This section explains the importance of achieving hydrologic connectivity in lidar DEMs. It also describes hydrologic connectivity issues that have been addressed in the scientific literature, and the lack of reference points to validate hydro-enforcement results in drainage structure locations.
As the need for coastal mapping, monitoring, and change detection increases in response to inundation hazards that impact vulnerable coastal zones (Brock and Purkis, 2009; Burkett and Davidson, 2012; Buxton et al., 2013; Gesch, 2009; Gesch, Gutierezz, and Gill, 2009; Stoker et al., 2009; Turnipseed et al., 2007), hydrologic connectivity in lidar DEMs has become essential for storm surge and sea-level rise hydrodynamic modeling (ARCADIS, 2011; Gesch, 2009; Gesch, 2013; Li et al., 2009; MacDonald, 2012; NOAA, 2010; Poulter, Goodall, and Halpin, 2008; Poulter and Halpin, 2008; Sheets, Brenner, and Gilmer, 2012; Westerink et al., 2008; Zhang et al., 2011). Although lidar has become a commonly used technology for the collection of highly accurate elevation information (Buxton et al., 2013; Poppenga et al., 2010; Schmid, Hadley, and Wijekoon, 2011; Stoker, Harding, and Parrish, 2008; Webster and Forbes, 2006) that is used for hydrologic applications (Brock and Sallenger, 2001; Medeiros, 2012; Medeiros et al., 2011; Poppenga et al., 2010; 2012; 2013), according to Barber and Shortridge (2005), a high-resolution, high-accuracy elevation dataset does not necessarily produce a highly reliable model of overland surface flow.

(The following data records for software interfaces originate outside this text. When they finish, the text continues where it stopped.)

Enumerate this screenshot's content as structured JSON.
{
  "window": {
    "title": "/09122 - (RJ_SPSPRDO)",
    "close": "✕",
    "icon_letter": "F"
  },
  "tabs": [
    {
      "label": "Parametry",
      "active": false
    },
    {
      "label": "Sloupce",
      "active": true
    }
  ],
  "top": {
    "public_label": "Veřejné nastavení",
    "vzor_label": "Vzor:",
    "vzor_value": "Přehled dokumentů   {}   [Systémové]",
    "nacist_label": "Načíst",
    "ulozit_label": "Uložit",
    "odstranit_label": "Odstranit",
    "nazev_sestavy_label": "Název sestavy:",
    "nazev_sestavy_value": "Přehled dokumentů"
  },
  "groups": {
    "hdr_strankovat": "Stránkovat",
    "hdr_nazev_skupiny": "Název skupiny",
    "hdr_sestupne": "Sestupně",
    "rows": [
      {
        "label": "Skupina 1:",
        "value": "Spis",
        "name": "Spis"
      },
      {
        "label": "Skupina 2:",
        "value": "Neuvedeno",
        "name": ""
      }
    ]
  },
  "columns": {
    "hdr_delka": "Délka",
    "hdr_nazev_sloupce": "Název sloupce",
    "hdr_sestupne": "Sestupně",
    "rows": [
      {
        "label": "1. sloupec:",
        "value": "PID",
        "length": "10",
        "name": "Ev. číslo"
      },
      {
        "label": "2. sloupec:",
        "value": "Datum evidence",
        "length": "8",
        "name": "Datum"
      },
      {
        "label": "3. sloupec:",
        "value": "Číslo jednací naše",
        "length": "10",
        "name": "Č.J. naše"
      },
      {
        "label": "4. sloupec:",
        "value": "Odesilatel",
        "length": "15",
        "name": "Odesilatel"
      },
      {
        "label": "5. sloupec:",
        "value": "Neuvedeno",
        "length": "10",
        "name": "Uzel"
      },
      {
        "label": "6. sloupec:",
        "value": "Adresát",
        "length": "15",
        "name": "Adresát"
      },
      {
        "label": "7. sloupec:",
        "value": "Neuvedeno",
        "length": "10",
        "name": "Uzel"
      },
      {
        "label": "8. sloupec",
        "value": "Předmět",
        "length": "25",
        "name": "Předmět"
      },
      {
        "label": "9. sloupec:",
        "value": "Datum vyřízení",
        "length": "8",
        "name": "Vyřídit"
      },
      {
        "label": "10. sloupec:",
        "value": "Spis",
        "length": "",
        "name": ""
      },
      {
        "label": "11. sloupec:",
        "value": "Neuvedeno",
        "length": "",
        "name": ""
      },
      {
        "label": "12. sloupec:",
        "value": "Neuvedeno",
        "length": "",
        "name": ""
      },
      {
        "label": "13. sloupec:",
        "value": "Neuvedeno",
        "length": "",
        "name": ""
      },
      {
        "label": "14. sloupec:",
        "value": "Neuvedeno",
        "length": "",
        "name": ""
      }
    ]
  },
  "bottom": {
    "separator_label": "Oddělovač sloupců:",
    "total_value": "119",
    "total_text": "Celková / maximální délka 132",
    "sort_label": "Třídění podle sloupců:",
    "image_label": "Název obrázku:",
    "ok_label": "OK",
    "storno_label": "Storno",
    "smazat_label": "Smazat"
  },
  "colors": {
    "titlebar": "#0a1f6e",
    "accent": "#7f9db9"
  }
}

Lidar DEMs capture elevated features, such as road fill overlaying culverts, that impact any standard surface hydrology model by impeding the representation of overland surface flow (Figure 1A) (Barber and Shortridge, 2005; Duke et al., 2003; Maune et al., 2007; Poppenga et al., 2013; Poppenga et al., 2014a,b). These elevated road features were not as problematic in the past with lower resolution (~30-m) DEMs derived from topographic maps because the level of topographic detail was much lower than lidar DEMs.